Similarly, because of the increased focus on individuality instead of collectivity, most of the groups and communities that urbanites participate in are synthetic groups rather than natural groups. Synthetic groups are ones that are formed by individuals on the basis of similar interests, hobbies, pursuits, values or outlooks. While there is nothing intrinsically wrong with synthetic groups, there is a danger of being involved in too many synthetic groups and too few natural groups. Natural groups are ones that are more transcendent, binding individuals together based primarily on blood relationships and geographical location. Natural groups typically consist of people with a broad variety of characteristics, with a higher degree of natural divergence than synthetic groups, which tend to be more homogenized.

The higher incidence of participance in synthetic groups and the rarity of high levels of participation in natural groups results in a socially smaller world, even for those people who are very socially connected in a high-density environment. G.K. Chesteron expresses such a sentiment in his book, Heretics. He writes:
It is not fashionable to say much nowadays of the advantages of the small community. We are told that we must go in for large empires and large ideas. There is one advantage, however, in the small state, the city, or the village, which only the wilfully blind can overlook. The man who lives in a small community lives in a much larger world. He knows much more of the fierce varieties and uncompromising divergences of men. The reason is obvious. In a large community we can choose our companions. In a small community our companions are chosen for us. Thus in all extensive and highly civilized societies groups come into existence founded upon what is called sympathy, and shut out the real world more sharply than the gates of a monastery. There is nothing really narrow about the clan; the thing which is really narrow is the clique. The men of the clan live together because they all wear the same tartan or are all descended from the same sacred cow; but in their souls, by the divine luck of things, there will always be more colours than in any tartan. But the men of the clique live together because they have the same kind of soul, and their narrowness is a narrowness of spiritual coherence and contentment, like that which exists in hell. A big society exists in order to form cliques. A big society is a society for the promotion of narrowness. It is a machinery for the purpose of guarding the solitary and sensitive individual from all experience of the bitter and bracing human compromises. It is, in the most literal sense of the words, a society for the prevention of Christian knowledge.
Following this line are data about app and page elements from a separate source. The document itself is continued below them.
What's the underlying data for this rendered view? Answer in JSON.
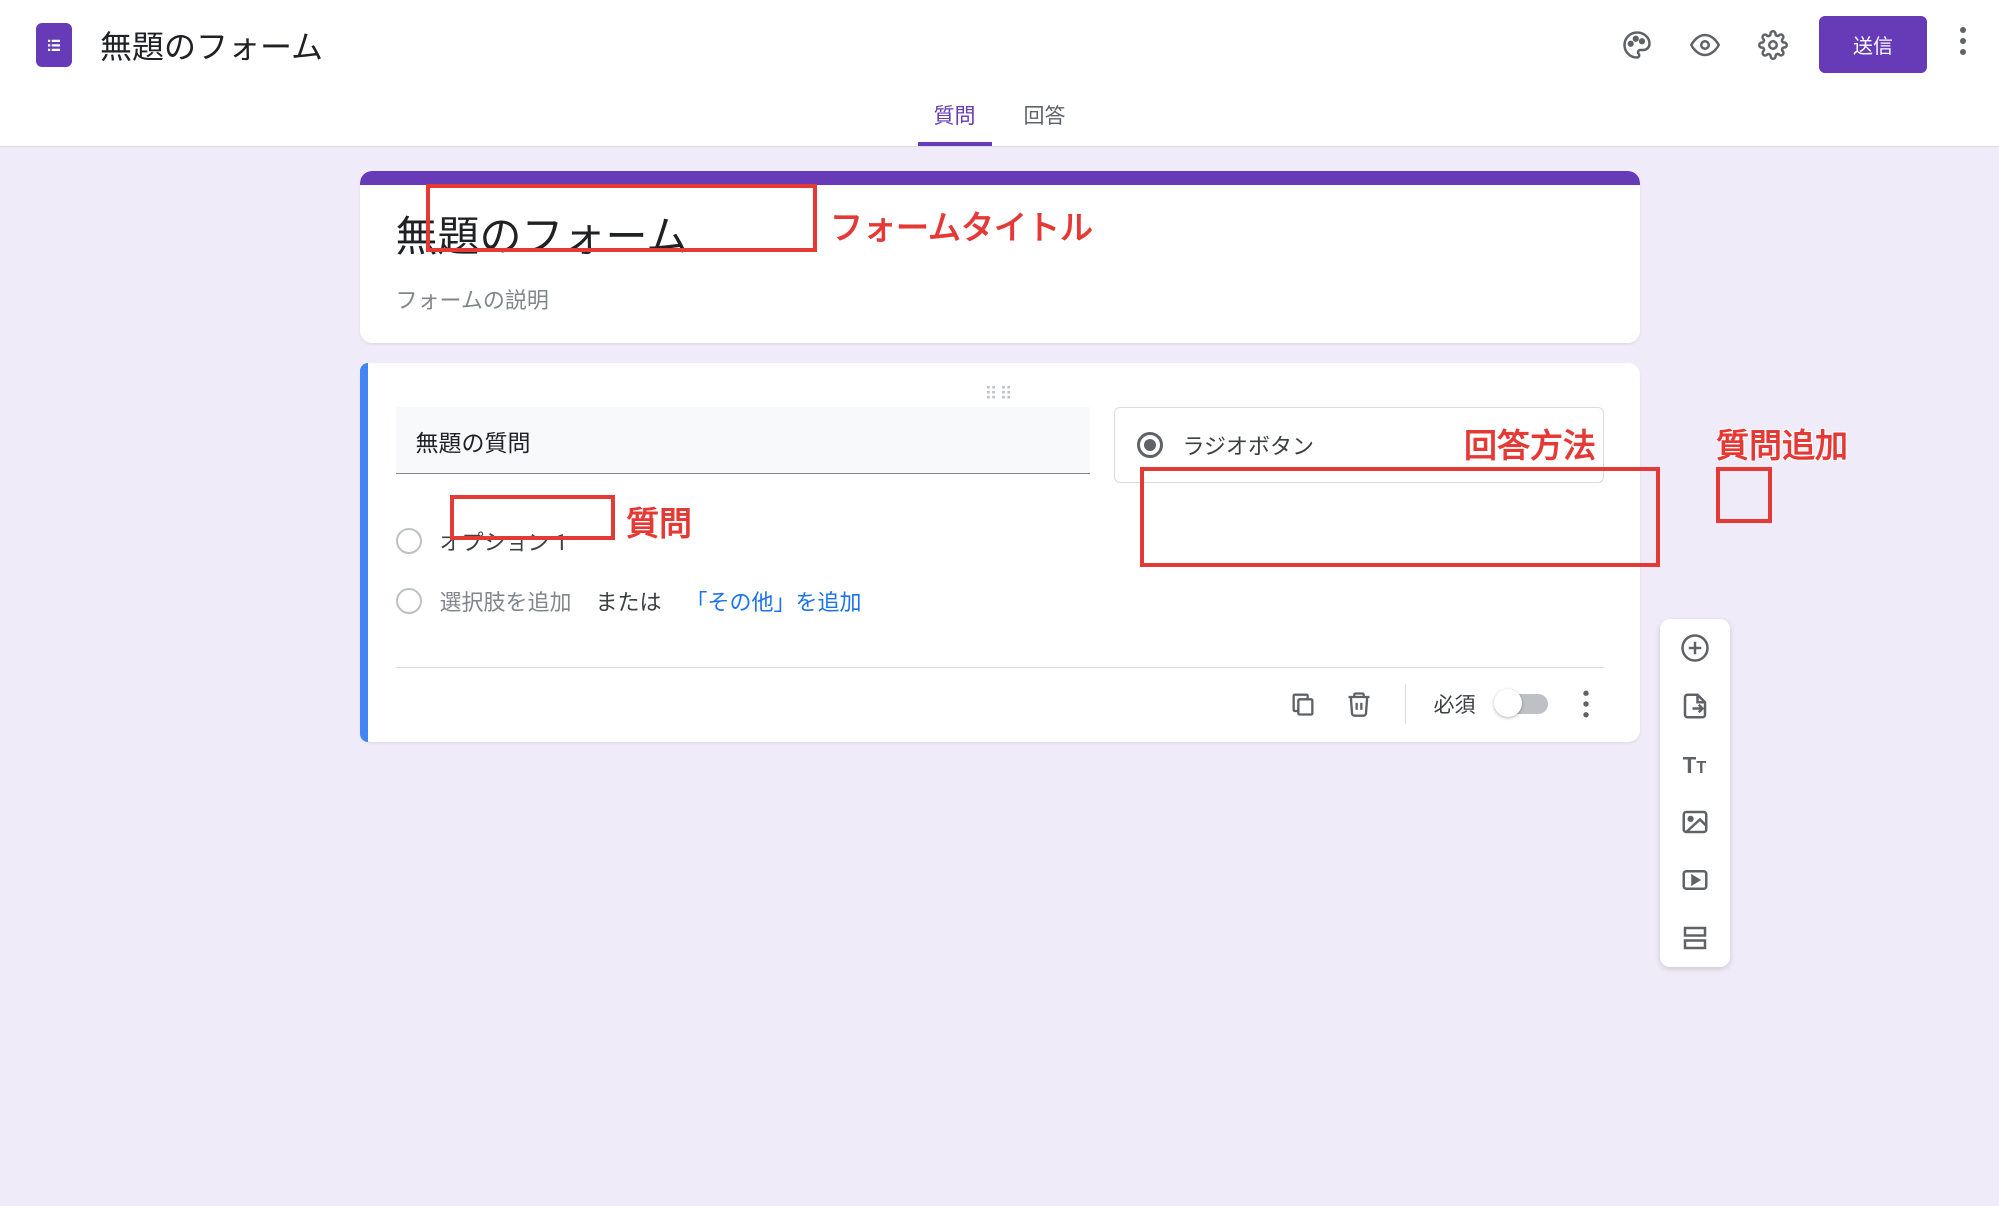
{
  "header": {
    "doc_title": "無題のフォーム",
    "send_button": "送信"
  },
  "tabs": {
    "questions": "質問",
    "responses": "回答"
  },
  "form_header": {
    "title": "無題のフォーム",
    "description_placeholder": "フォームの説明"
  },
  "question": {
    "text": "無題の質問",
    "type_label": "ラジオボタン",
    "option1": "オプション 1",
    "add_option_placeholder": "選択肢を追加",
    "or_text": "または",
    "add_other": "「その他」を追加",
    "required_label": "必須"
  },
  "annotations": {
    "form_title": "フォームタイトル",
    "question": "質問",
    "answer_method": "回答方法",
    "add_question": "質問追加"
  },
  "icon_names": {
    "palette": "palette-icon",
    "preview": "preview-icon",
    "settings": "settings-icon",
    "more": "more-icon",
    "copy": "copy-icon",
    "delete": "delete-icon",
    "add": "add-icon",
    "import": "import-icon",
    "text": "text-icon",
    "image": "image-icon",
    "video": "video-icon",
    "section": "section-icon"
  }
}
For these many reasons, it is thoroughly evident that not only is the Tower of Babel phenomenon an evil one because it invariably involves a disconnection from nature, it also is an evil one because it causes very real social and personal harm to those who live in close proximity to too many other people. It promotes a mindset that devalues people and views them as unimportant, uninteresting and thoroughly replaceable. It disconnects people from naturally-emergent community and leaves them on their own devices to connect socially. It reduces personal accountability through the relative anonymity of the urban environment. It fosters a general attitude of distrust, avoidance and apathy towards strangers rather than allowing the natural attitudes of curiosity, friendliness and genuineness to grow and flourish. And it encourages people to live in a relatively small world consisting primarily of homogenized synthetic groups, rather than offering the wisdom and breadth of natural groups and communities based on blood relation and geographic location. In short, urbanization isolates and disconnects people from one another.